Internet is a short form of the technical term internetwork, the result of interconnecting computer networks with special gateways or routers. The Internet is also oftenreferred to as the Net.
Professor Leonard Kleinrock with the first ARPANET Interface Message Processors at UCLA
The first two nodes of what would become the ARPANET were interconnected between Leonard Kleinrock's Network Measurement Center at the UCLA's School of Engineering and Applied Science and Douglas Engelbart's NLS system at SRI International (SRI) in Menlo Park, California, on 29 October1969.
T3 NSFNET Backbone, c. 1992

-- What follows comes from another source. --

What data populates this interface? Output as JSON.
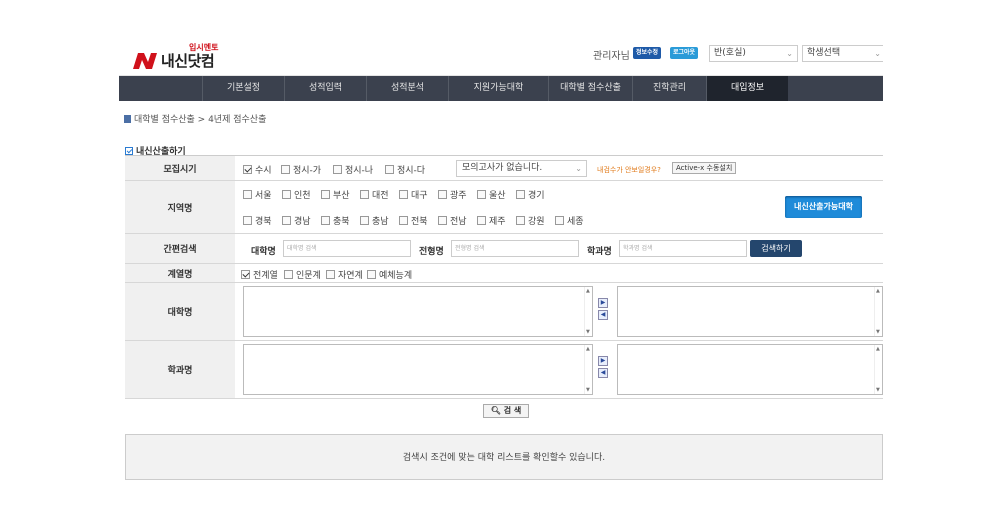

In 1982 the Internet Protocol Suite (TCP/IP) was standardized and the concept of a world-wide network of fully interconnected TCP/IP networks called the Internet was introduced. Access to the ARPANET was expanded in 1981 when the National Science Foundation (NSF) developed the Computer Science Network (CSNET). In December 1974, RFC 675 – Specification ofInternet Transmission Control Program, by Vinton Cerf, Yogen Dalal, and Carl Sunshine, used the term internet, as a shorthand for internetworking; later RFCs repeat this use, so the word started out as an adjective rather than the noun it is today.
This NeXT Computer was used by Sir Tim Berners-Lee at CERN and became the world's first Web server.
Since the mid-1990s the Internet has had atremendous impact on culture and commerce, including the rise of near instant communication by electronic mail, instant messaging, Voice over Internet Protocol (VoIP) "phone calls", two-way interactive video calls, and the World Wide Web with its discussion forums, blogs, social networking, and online shopping sites. Increasing amounts of data are transmitted at higher and higher speeds over fiberoptic networks. The Internet continues to grow, driven by ever greater amounts of online information and knowledge, commerce, entertainment and social networking.
The Internet structure and its usage characteristics have been studied extensively. It has been determined that both the Internet IP routing structure and hypertext links of the World Wide Web are examples of scale-freenetworks. Similar to the way the commercial Internet providers connect via Internet exchange points, research networks tend to interconnect into large subnetworks such as GEANT, GLORIAD, Internet2, and the UK's national research and education network JANET. These in turn are built around smaller networks (see also the list of academic computer network organizations).
The Internetis a globally distributed network comprising many voluntarily interconnected autonomous networks. It operates without a central governing body. However, to maintain interoperability, all technical and policy aspects of the underlying core infrastructure and the principal name spaces are administered by the Internet Corporation for Assigned Names and Numbers (ICANN), headquartered in Marina del Rey,California. ICANN is the authority that coordinates the assignment of unique identifiers for use on the Internet.
The Internet allows greater flexibility in working hours and location, especially with the spread of unmetered high-speed connections. The Internet can be accessed almost anywhere by numerous means, including through mobile Internet devices. Mobile phones, datacards,...